Between the wars, the Arsenal focused on its dual missions of tank and artillery development. Artillery production was emphasized at the start of WWII. Production of artillery carriages reached 600 a month, and about 25,000 recoil mechanisms for various artillery were made.
World War II - Nearly 85,000 .30-caliber machine guns were produced, as well as about 193 million metallic, disintegrating belt links for the .30-caliber and .50-caliber machine guns. The Arsenal also had an exclusive research, development and production project to produce special containers to airdrop supplies and equipment to troops.
Korean War - Production of a 3.5-inch rocket launcher or "superbazooka" was the Arsenal's most significant contribution to the war effort.
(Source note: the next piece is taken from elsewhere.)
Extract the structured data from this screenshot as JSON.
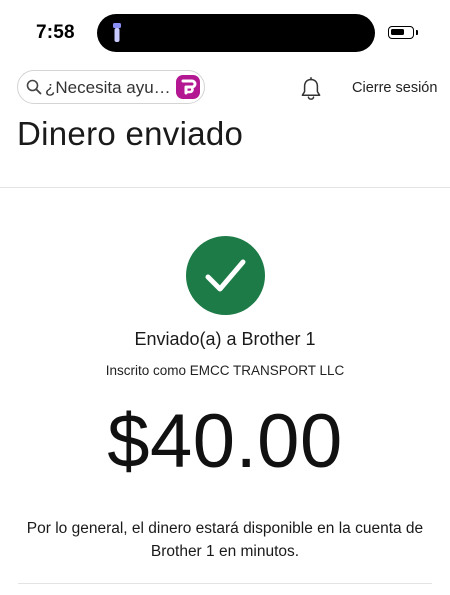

With help from its commercial manufacturing partner, the first shipment of superbazookas was transported by air from the Quad-Cities 13 days after U.S. troops were ordered into battle. A new method of centrifugal casting was developed, and 1,100 M25 repeating bazookas were made from 1952-1953.
Vietnam War - During the Vietnam War, the 102 105mm lightweight howitzer was developed and produced on Arsenal Island. An air mobile firing platform was designed and produced for the M102 howitzer. In 1962, the tool and equipment distribution mission was transferred from Rossford Army Depot.
The Arsenal was responsible for stocking and fielding 65,000 items, including hand tools, band saws and grinding machines. The modification of the M151A1 jeep was one of the more unique projects at the Arsenal. The jeeps were retrofitted with 106mm recoiless rifles, while other jeeps were modified into M718 ambulances.
1967 - The small arms mission was transferred from Springfield Armory, Mass. The Arsenal was in charge of product engineering, research and development and manufacturing.
1980s - Arsenal factories were converted into a modern, state-of-the-art manufacturing complex, housing the Department of Defense's only complete in-house forge, foundry and plating shop.
Gulf War - The Arsenal made nearly 18,000 component parts for artillery tanks, and tracked vehicles, such as a M198 towed howitzer, the M60A3 tank and M728 combat engineering vehicle.
The Arsenal designed two types of ammo spacers for its howitzers and made mini-machine shops outfitted with lathe, welder, power vise and basic set of tools for vehicle repairs in the field.
Peak Employment for Rock Island Arsenal only
Spanish-American War: 2,902
World War I: 13,400
World War II: 18,467
Current employment: about 1,300
Source: Rock Island Arsenal Past and Present